Those decisions breached … commitments to Nummi and sounded its death knell,” said the lawsuit, filed last week. And unlike Toyota, GM’s bankruptcy estate “has refused to contribute to Nummi’s deficit during the wind down”
Toyota, meanwhile, is suing for some $73m in development costs for the Pontiac Vibe, a vehicle that GM was supposed to sell for another two years.
I’ve declared many times on TTAC that I’m a bit of what you folks across the pond would call a liberal. I believe people should have a baseline in terms of living standards, but people should still work for the better things in life. The state should be there to help people, not sustain them. My point is that when an entity gets too much power (or THINKS it has) then the balance of power is shifted and seldom ever for the better. Everything is good is moderation. I feel the same way about Unions. Contrary to popular belief, I’m not anti-union. Unions have done a lot of good for the common working person. They fought for better working environments, better pay, better job security, etc. It is impossible to deny the good they’ve done. But like Harvey Dent said in “The Dark Knight”, “You can either die a hero or live long enough to become a villain”. And unfortunately, this article doesn’t exactly show unions in a good light.
A lot of people have been shaking their heads at the Toyota/Tesla deal. Was it just an elegant way to unload the NUMMI plant? As in “here are $50m, please buy my plant with it?” Or is it part of a grand strategy, the beginning of Toyota’s foray into an all-electric future? As usual, the truth is stranger than business plans. (Read More…)

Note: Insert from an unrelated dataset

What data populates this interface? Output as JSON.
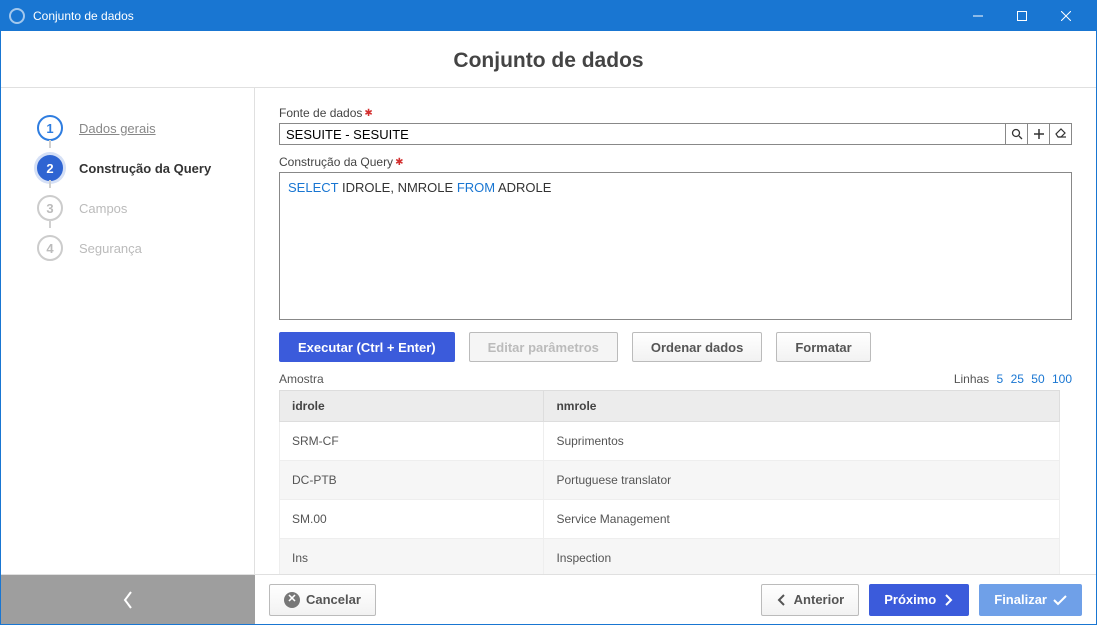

Akio Toyoda has often warned his company of the risks of “big company syndrome,” doubtless with the GM’s spectacular decades-long fall from dominance in mind. Today, he framed Toyota’s announcement of a partnership with EV startup Tesla as way to reconnect with a lost underdog mentality, saying
By partnering with Tesla, my hope is that all Toyota employees will recall that venture business spirit
Of course, he also said that only a recent return to profitability allowed Toyota to even consider this deal in the first place. And what of the deal? Toyota will buy $50m worth of Tesla shares “in a private placement to close immediately subsequent to the closing of Tesla’s currently planned initial public offering,” as a Tesla presser puts it. In exchange, Tesla is buying “site two” of the NUMMI plant for what Tesla CEO Elon Musk terms “a great price.” NUMMI will be the production site for Tesla’s Model S, a $30k Tesla, and a jointly-developed sub-$30k vehicle. The two firms also intend to cooperate on the development of EV components as well as production system and engineering support
The literal answer is that it’s not the very last vehicle built at NUMMI. A red Corolla had that honor, but this is the very last Tacoma to be built by the UAW. And with that, the grand experiment between GM and Toyota is over. Could anyone have guessed way back in 1984 that the joint venture would eventually fall victim to a GM bankruptcy and Toyota overreach? Perhaps a few, but then who can say what firm, or even what industry, will be busying NUMMI’s production floors 26 years from now? The times, they are a-changing.
Not only does Public Radio’s This American Life take on one of the most fascinating stories in the auto industry this week, they also give a big shout-out to TTAC’s readers at the end. That means you! Don’t miss this story, if only to have your mind blown by just how big of a party the Fremont, CA, plant was back in the “good old days.”